↓
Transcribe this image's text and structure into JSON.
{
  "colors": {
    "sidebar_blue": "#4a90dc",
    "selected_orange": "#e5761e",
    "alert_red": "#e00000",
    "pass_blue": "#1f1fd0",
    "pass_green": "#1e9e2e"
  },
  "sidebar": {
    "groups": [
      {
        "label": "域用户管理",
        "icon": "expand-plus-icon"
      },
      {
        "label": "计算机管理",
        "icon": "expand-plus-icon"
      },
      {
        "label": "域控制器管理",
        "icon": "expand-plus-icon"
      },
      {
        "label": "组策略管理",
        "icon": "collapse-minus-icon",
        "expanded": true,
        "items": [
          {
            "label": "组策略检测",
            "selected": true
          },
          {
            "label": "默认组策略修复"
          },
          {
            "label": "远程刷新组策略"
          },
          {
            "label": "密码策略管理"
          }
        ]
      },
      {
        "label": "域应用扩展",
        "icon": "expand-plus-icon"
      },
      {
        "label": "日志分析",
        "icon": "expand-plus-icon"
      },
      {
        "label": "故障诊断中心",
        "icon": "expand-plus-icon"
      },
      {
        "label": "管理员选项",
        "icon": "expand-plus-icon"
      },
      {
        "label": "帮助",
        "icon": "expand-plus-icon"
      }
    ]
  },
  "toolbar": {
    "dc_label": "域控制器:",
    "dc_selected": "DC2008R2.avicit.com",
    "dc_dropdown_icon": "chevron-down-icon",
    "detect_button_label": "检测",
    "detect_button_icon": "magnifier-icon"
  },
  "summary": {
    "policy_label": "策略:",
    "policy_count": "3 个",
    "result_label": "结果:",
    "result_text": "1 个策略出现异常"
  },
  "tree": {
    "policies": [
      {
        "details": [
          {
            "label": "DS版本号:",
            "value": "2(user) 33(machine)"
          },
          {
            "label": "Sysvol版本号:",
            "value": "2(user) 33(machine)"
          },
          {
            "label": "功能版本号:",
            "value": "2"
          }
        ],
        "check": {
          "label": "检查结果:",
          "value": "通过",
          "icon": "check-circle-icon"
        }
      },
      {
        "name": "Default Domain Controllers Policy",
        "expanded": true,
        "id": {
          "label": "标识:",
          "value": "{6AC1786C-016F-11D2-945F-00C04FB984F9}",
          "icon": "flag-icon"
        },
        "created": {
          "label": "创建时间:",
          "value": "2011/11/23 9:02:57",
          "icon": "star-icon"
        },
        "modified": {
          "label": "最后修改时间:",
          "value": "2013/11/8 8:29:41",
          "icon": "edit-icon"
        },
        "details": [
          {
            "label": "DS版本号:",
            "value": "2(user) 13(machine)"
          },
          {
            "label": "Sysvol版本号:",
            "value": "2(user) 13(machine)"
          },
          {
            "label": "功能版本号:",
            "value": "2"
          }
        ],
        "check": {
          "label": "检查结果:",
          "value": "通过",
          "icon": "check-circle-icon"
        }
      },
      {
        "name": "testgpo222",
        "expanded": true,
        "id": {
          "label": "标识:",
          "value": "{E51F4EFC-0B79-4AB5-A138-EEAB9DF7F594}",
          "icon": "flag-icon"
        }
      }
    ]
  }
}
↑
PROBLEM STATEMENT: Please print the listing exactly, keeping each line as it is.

RESULT:
Transcribe this image's text and structure into JSON.
{
  "colors": {
    "sidebar_blue": "#4a90dc",
    "selected_orange": "#e5761e",
    "alert_red": "#e00000",
    "pass_blue": "#1f1fd0",
    "pass_green": "#1e9e2e"
  },
  "sidebar": {
    "groups": [
      {
        "label": "域用户管理",
        "icon": "expand-plus-icon"
      },
      {
        "label": "计算机管理",
        "icon": "expand-plus-icon"
      },
      {
        "label": "域控制器管理",
        "icon": "expand-plus-icon"
      },
      {
        "label": "组策略管理",
        "icon": "collapse-minus-icon",
        "expanded": true,
        "items": [
          {
            "label": "组策略检测",
            "selected": true
          },
          {
            "label": "默认组策略修复"
          },
          {
            "label": "远程刷新组策略"
          },
          {
            "label": "密码策略管理"
          }
        ]
      },
      {
        "label": "域应用扩展",
        "icon": "expand-plus-icon"
      },
      {
        "label": "日志分析",
        "icon": "expand-plus-icon"
      },
      {
        "label": "故障诊断中心",
        "icon": "expand-plus-icon"
      },
      {
        "label": "管理员选项",
        "icon": "expand-plus-icon"
      },
      {
        "label": "帮助",
        "icon": "expand-plus-icon"
      }
    ]
  },
  "toolbar": {
    "dc_label": "域控制器:",
    "dc_selected": "DC2008R2.avicit.com",
    "dc_dropdown_icon": "chevron-down-icon",
    "detect_button_label": "检测",
    "detect_button_icon": "magnifier-icon"
  },
  "summary": {
    "policy_label": "策略:",
    "policy_count": "3 个",
    "result_label": "结果:",
    "result_text": "1 个策略出现异常"
  },
  "tree": {
    "policies": [
      {
        "details": [
          {
            "label": "DS版本号:",
            "value": "2(user) 33(machine)"
          },
          {
            "label": "Sysvol版本号:",
            "value": "2(user) 33(machine)"
          },
          {
            "label": "功能版本号:",
            "value": "2"
          }
        ],
        "check": {
          "label": "检查结果:",
          "value": "通过",
          "icon": "check-circle-icon"
        }
      },
      {
        "name": "Default Domain Controllers Policy",
        "expanded": true,
        "id": {
          "label": "标识:",
          "value": "{6AC1786C-016F-11D2-945F-00C04FB984F9}",
          "icon": "flag-icon"
        },
        "created": {
          "label": "创建时间:",
          "value": "2011/11/23 9:02:57",
          "icon": "star-icon"
        },
        "modified": {
          "label": "最后修改时间:",
          "value": "2013/11/8 8:29:41",
          "icon": "edit-icon"
        },
        "details": [
          {
            "label": "DS版本号:",
            "value": "2(user) 13(machine)"
          },
          {
            "label": "Sysvol版本号:",
            "value": "2(user) 13(machine)"
          },
          {
            "label": "功能版本号:",
            "value": "2"
          }
        ],
        "check": {
          "label": "检查结果:",
          "value": "通过",
          "icon": "check-circle-icon"
        }
      },
      {
        "name": "testgpo222",
        "expanded": true,
        "id": {
          "label": "标识:",
          "value": "{E51F4EFC-0B79-4AB5-A138-EEAB9DF7F594}",
          "icon": "flag-icon"
        }
      }
    ]
  }
}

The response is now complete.